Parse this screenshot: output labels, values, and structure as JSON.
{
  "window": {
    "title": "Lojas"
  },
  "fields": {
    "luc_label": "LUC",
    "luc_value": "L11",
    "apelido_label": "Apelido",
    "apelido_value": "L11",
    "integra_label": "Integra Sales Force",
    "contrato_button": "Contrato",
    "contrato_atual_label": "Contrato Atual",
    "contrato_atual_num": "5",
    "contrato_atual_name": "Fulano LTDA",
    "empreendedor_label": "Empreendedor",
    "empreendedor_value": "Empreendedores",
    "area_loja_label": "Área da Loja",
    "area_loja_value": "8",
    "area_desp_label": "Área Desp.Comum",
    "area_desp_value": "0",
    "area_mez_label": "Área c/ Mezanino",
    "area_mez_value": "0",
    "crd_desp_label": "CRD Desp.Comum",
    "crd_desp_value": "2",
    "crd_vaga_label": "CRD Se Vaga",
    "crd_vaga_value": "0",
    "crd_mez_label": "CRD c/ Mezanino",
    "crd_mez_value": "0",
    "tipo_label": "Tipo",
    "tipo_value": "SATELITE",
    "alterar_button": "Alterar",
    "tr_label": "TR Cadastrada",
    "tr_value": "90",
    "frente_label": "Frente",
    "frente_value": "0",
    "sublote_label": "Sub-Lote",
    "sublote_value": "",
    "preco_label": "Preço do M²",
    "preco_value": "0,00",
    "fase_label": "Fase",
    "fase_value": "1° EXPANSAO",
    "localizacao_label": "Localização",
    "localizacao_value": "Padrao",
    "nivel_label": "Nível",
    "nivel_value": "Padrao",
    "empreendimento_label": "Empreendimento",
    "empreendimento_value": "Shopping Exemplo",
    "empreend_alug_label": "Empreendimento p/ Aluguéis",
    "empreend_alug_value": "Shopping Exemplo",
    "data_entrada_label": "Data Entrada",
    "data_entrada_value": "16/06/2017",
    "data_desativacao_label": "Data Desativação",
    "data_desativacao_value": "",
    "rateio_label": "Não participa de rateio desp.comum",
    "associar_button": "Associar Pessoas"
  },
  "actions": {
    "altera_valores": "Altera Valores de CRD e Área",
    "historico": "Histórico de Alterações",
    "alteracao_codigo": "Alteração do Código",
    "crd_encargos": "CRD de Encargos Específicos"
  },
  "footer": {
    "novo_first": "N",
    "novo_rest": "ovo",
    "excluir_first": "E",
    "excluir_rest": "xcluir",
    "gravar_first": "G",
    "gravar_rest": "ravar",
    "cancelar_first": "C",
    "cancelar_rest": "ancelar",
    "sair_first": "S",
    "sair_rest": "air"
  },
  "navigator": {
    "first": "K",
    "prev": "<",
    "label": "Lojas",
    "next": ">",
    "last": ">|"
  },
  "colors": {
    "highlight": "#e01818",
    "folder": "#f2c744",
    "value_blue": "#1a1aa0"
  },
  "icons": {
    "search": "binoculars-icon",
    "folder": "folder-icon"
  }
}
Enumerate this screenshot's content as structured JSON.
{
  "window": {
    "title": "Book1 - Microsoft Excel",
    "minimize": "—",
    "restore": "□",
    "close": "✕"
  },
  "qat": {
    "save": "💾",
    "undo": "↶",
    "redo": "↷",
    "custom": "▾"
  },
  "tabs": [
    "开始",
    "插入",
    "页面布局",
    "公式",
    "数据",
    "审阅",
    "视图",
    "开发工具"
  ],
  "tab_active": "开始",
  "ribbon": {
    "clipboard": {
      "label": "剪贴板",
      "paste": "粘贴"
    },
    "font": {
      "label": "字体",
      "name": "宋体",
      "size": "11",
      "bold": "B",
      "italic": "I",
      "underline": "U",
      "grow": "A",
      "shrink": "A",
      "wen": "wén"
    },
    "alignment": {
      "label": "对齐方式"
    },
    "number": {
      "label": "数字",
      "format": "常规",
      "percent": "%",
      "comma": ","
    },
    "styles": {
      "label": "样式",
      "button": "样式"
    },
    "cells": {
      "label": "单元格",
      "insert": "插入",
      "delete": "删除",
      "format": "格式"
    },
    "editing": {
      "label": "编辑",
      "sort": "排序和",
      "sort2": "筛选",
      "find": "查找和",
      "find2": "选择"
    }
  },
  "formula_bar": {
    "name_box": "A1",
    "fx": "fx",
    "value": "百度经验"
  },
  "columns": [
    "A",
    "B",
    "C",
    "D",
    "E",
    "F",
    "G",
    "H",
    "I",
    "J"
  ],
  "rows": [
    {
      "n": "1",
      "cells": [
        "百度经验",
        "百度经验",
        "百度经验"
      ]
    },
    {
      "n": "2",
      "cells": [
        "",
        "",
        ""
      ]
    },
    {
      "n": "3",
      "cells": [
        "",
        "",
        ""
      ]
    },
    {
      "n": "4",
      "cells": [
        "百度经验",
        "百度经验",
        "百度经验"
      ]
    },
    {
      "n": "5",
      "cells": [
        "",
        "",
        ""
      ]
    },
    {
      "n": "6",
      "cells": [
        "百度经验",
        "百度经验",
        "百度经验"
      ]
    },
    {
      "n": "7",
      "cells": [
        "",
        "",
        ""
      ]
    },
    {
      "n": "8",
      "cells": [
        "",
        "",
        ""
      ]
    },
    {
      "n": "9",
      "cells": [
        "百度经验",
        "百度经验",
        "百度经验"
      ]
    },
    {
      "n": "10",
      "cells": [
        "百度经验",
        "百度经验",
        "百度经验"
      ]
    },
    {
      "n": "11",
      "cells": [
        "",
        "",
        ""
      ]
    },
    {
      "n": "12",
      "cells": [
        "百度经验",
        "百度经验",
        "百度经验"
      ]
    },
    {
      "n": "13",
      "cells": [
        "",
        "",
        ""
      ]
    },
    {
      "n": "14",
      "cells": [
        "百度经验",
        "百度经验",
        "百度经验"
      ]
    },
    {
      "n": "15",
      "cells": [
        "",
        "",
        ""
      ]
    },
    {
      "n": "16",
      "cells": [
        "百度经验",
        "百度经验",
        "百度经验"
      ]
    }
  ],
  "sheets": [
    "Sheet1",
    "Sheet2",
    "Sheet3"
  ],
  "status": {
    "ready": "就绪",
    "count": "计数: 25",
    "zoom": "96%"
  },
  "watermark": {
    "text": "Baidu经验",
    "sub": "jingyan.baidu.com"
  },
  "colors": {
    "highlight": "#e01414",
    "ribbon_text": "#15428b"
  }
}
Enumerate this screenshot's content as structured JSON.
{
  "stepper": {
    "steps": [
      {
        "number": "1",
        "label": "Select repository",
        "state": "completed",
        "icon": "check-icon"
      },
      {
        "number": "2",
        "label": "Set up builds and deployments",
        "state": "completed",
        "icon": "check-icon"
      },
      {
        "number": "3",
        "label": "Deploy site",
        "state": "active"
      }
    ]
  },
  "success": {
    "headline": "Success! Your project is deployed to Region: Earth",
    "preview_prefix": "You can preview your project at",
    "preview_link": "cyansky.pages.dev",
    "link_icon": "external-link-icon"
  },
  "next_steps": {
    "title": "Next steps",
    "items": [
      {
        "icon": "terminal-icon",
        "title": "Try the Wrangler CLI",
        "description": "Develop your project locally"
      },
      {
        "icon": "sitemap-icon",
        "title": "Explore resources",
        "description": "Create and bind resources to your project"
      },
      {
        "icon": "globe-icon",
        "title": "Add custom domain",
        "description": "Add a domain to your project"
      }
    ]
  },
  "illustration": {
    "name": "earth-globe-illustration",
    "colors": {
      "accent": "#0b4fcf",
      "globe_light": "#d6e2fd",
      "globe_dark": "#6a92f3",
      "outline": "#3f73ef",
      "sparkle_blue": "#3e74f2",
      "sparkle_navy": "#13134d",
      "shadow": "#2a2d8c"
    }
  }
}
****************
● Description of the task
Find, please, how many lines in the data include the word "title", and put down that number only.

● Response for this exercise
6